ACTIVITY -
Nothing may differ between your reply and the listing that follows.

++++ GIVEN INFORMATION

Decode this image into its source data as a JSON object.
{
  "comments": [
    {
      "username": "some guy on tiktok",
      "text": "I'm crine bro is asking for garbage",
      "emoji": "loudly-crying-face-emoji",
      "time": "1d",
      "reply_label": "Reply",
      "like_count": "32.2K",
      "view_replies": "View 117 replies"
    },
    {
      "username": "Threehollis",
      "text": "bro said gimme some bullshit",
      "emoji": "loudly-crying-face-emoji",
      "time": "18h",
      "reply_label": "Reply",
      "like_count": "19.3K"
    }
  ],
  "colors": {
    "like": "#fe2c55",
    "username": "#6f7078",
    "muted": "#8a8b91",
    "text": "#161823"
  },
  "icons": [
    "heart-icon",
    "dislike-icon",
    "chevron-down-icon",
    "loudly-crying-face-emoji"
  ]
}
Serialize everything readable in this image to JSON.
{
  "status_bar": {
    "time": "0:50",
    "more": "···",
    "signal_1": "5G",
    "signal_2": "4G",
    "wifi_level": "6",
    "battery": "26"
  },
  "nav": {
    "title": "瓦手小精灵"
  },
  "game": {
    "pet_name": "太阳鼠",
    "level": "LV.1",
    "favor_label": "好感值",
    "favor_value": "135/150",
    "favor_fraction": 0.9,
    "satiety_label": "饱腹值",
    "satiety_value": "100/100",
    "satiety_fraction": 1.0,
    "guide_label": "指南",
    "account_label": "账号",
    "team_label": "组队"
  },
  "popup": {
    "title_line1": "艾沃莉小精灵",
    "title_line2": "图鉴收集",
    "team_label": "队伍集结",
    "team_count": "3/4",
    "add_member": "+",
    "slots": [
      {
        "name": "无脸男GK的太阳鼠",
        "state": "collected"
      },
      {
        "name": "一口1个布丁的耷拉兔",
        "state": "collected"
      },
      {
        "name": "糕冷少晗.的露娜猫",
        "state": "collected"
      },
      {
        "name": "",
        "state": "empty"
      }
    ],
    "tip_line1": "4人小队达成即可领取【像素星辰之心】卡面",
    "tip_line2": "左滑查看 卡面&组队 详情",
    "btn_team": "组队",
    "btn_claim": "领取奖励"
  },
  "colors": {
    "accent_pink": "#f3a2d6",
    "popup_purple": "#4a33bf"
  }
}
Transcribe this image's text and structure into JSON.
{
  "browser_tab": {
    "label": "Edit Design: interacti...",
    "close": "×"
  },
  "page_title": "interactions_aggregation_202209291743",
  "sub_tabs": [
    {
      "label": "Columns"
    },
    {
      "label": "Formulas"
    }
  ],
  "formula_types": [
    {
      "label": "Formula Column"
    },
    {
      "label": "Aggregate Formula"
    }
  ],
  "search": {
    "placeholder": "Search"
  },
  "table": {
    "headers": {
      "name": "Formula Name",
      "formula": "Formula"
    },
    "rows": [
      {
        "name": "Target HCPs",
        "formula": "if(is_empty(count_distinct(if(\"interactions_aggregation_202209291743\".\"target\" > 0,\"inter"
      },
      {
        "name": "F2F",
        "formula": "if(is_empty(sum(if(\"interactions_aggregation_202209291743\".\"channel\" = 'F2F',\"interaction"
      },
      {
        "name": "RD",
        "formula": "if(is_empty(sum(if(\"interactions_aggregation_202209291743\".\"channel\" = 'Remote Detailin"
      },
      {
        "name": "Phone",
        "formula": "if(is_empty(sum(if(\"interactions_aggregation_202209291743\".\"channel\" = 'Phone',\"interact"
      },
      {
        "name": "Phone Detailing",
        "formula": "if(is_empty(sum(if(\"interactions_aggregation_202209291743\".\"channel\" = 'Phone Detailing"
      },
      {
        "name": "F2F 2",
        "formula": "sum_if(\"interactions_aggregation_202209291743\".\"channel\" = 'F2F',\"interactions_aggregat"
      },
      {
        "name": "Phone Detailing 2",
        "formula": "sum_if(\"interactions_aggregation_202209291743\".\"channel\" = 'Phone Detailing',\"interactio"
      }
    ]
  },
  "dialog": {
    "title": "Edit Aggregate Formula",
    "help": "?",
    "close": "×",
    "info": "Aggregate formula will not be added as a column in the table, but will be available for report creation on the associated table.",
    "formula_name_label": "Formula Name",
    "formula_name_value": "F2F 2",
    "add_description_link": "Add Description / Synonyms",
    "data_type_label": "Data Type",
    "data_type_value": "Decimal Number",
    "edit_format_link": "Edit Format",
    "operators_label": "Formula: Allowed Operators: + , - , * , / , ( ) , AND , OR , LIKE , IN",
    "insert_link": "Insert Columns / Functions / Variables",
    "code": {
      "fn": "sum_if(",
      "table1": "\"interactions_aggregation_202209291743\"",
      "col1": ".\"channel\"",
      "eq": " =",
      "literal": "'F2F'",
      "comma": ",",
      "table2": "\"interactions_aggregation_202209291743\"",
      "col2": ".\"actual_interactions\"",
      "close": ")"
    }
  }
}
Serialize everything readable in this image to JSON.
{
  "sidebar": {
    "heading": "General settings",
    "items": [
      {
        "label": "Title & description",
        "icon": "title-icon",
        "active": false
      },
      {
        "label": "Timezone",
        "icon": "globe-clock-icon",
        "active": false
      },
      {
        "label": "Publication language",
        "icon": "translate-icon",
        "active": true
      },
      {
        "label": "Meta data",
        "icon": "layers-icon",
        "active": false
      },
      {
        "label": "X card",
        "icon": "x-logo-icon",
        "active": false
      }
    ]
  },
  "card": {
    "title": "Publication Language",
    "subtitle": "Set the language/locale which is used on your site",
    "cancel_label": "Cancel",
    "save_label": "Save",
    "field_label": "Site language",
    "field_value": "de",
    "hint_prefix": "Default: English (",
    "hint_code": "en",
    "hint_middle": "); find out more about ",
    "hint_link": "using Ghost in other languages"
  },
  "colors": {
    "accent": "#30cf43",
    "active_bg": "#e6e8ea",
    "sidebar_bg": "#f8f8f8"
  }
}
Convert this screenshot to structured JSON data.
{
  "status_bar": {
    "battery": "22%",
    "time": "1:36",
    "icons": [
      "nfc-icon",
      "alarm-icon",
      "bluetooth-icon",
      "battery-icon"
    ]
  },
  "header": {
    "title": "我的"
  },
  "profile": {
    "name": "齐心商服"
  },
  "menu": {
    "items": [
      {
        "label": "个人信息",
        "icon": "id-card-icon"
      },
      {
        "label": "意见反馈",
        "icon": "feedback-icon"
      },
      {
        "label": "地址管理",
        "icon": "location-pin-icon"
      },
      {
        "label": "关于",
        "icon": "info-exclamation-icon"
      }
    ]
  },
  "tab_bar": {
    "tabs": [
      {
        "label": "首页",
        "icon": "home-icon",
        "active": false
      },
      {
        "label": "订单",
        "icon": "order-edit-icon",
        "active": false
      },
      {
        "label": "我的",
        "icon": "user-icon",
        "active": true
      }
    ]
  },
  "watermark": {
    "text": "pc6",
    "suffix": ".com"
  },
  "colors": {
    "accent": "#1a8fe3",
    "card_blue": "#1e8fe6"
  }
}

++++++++

REPLY TO THE TASK -
Decode this image into its source data as a JSON object.
{
  "comments": [
    {
      "username": "some guy on tiktok",
      "text": "I'm crine bro is asking for garbage",
      "emoji": "loudly-crying-face-emoji",
      "time": "1d",
      "reply_label": "Reply",
      "like_count": "32.2K",
      "view_replies": "View 117 replies"
    },
    {
      "username": "Threehollis",
      "text": "bro said gimme some bullshit",
      "emoji": "loudly-crying-face-emoji",
      "time": "18h",
      "reply_label": "Reply",
      "like_count": "19.3K"
    }
  ],
  "colors": {
    "like": "#fe2c55",
    "username": "#6f7078",
    "muted": "#8a8b91",
    "text": "#161823"
  },
  "icons": [
    "heart-icon",
    "dislike-icon",
    "chevron-down-icon",
    "loudly-crying-face-emoji"
  ]
}
Serialize everything readable in this image to JSON.
{
  "status_bar": {
    "time": "0:50",
    "more": "···",
    "signal_1": "5G",
    "signal_2": "4G",
    "wifi_level": "6",
    "battery": "26"
  },
  "nav": {
    "title": "瓦手小精灵"
  },
  "game": {
    "pet_name": "太阳鼠",
    "level": "LV.1",
    "favor_label": "好感值",
    "favor_value": "135/150",
    "favor_fraction": 0.9,
    "satiety_label": "饱腹值",
    "satiety_value": "100/100",
    "satiety_fraction": 1.0,
    "guide_label": "指南",
    "account_label": "账号",
    "team_label": "组队"
  },
  "popup": {
    "title_line1": "艾沃莉小精灵",
    "title_line2": "图鉴收集",
    "team_label": "队伍集结",
    "team_count": "3/4",
    "add_member": "+",
    "slots": [
      {
        "name": "无脸男GK的太阳鼠",
        "state": "collected"
      },
      {
        "name": "一口1个布丁的耷拉兔",
        "state": "collected"
      },
      {
        "name": "糕冷少晗.的露娜猫",
        "state": "collected"
      },
      {
        "name": "",
        "state": "empty"
      }
    ],
    "tip_line1": "4人小队达成即可领取【像素星辰之心】卡面",
    "tip_line2": "左滑查看 卡面&组队 详情",
    "btn_team": "组队",
    "btn_claim": "领取奖励"
  },
  "colors": {
    "accent_pink": "#f3a2d6",
    "popup_purple": "#4a33bf"
  }
}
Transcribe this image's text and structure into JSON.
{
  "browser_tab": {
    "label": "Edit Design: interacti...",
    "close": "×"
  },
  "page_title": "interactions_aggregation_202209291743",
  "sub_tabs": [
    {
      "label": "Columns"
    },
    {
      "label": "Formulas"
    }
  ],
  "formula_types": [
    {
      "label": "Formula Column"
    },
    {
      "label": "Aggregate Formula"
    }
  ],
  "search": {
    "placeholder": "Search"
  },
  "table": {
    "headers": {
      "name": "Formula Name",
      "formula": "Formula"
    },
    "rows": [
      {
        "name": "Target HCPs",
        "formula": "if(is_empty(count_distinct(if(\"interactions_aggregation_202209291743\".\"target\" > 0,\"inter"
      },
      {
        "name": "F2F",
        "formula": "if(is_empty(sum(if(\"interactions_aggregation_202209291743\".\"channel\" = 'F2F',\"interaction"
      },
      {
        "name": "RD",
        "formula": "if(is_empty(sum(if(\"interactions_aggregation_202209291743\".\"channel\" = 'Remote Detailin"
      },
      {
        "name": "Phone",
        "formula": "if(is_empty(sum(if(\"interactions_aggregation_202209291743\".\"channel\" = 'Phone',\"interact"
      },
      {
        "name": "Phone Detailing",
        "formula": "if(is_empty(sum(if(\"interactions_aggregation_202209291743\".\"channel\" = 'Phone Detailing"
      },
      {
        "name": "F2F 2",
        "formula": "sum_if(\"interactions_aggregation_202209291743\".\"channel\" = 'F2F',\"interactions_aggregat"
      },
      {
        "name": "Phone Detailing 2",
        "formula": "sum_if(\"interactions_aggregation_202209291743\".\"channel\" = 'Phone Detailing',\"interactio"
      }
    ]
  },
  "dialog": {
    "title": "Edit Aggregate Formula",
    "help": "?",
    "close": "×",
    "info": "Aggregate formula will not be added as a column in the table, but will be available for report creation on the associated table.",
    "formula_name_label": "Formula Name",
    "formula_name_value": "F2F 2",
    "add_description_link": "Add Description / Synonyms",
    "data_type_label": "Data Type",
    "data_type_value": "Decimal Number",
    "edit_format_link": "Edit Format",
    "operators_label": "Formula: Allowed Operators: + , - , * , / , ( ) , AND , OR , LIKE , IN",
    "insert_link": "Insert Columns / Functions / Variables",
    "code": {
      "fn": "sum_if(",
      "table1": "\"interactions_aggregation_202209291743\"",
      "col1": ".\"channel\"",
      "eq": " =",
      "literal": "'F2F'",
      "comma": ",",
      "table2": "\"interactions_aggregation_202209291743\"",
      "col2": ".\"actual_interactions\"",
      "close": ")"
    }
  }
}
Serialize everything readable in this image to JSON.
{
  "sidebar": {
    "heading": "General settings",
    "items": [
      {
        "label": "Title & description",
        "icon": "title-icon",
        "active": false
      },
      {
        "label": "Timezone",
        "icon": "globe-clock-icon",
        "active": false
      },
      {
        "label": "Publication language",
        "icon": "translate-icon",
        "active": true
      },
      {
        "label": "Meta data",
        "icon": "layers-icon",
        "active": false
      },
      {
        "label": "X card",
        "icon": "x-logo-icon",
        "active": false
      }
    ]
  },
  "card": {
    "title": "Publication Language",
    "subtitle": "Set the language/locale which is used on your site",
    "cancel_label": "Cancel",
    "save_label": "Save",
    "field_label": "Site language",
    "field_value": "de",
    "hint_prefix": "Default: English (",
    "hint_code": "en",
    "hint_middle": "); find out more about ",
    "hint_link": "using Ghost in other languages"
  },
  "colors": {
    "accent": "#30cf43",
    "active_bg": "#e6e8ea",
    "sidebar_bg": "#f8f8f8"
  }
}
Convert this screenshot to structured JSON data.
{
  "status_bar": {
    "battery": "22%",
    "time": "1:36",
    "icons": [
      "nfc-icon",
      "alarm-icon",
      "bluetooth-icon",
      "battery-icon"
    ]
  },
  "header": {
    "title": "我的"
  },
  "profile": {
    "name": "齐心商服"
  },
  "menu": {
    "items": [
      {
        "label": "个人信息",
        "icon": "id-card-icon"
      },
      {
        "label": "意见反馈",
        "icon": "feedback-icon"
      },
      {
        "label": "地址管理",
        "icon": "location-pin-icon"
      },
      {
        "label": "关于",
        "icon": "info-exclamation-icon"
      }
    ]
  },
  "tab_bar": {
    "tabs": [
      {
        "label": "首页",
        "icon": "home-icon",
        "active": false
      },
      {
        "label": "订单",
        "icon": "order-edit-icon",
        "active": false
      },
      {
        "label": "我的",
        "icon": "user-icon",
        "active": true
      }
    ]
  },
  "watermark": {
    "text": "pc6",
    "suffix": ".com"
  },
  "colors": {
    "accent": "#1a8fe3",
    "card_blue": "#1e8fe6"
  }
}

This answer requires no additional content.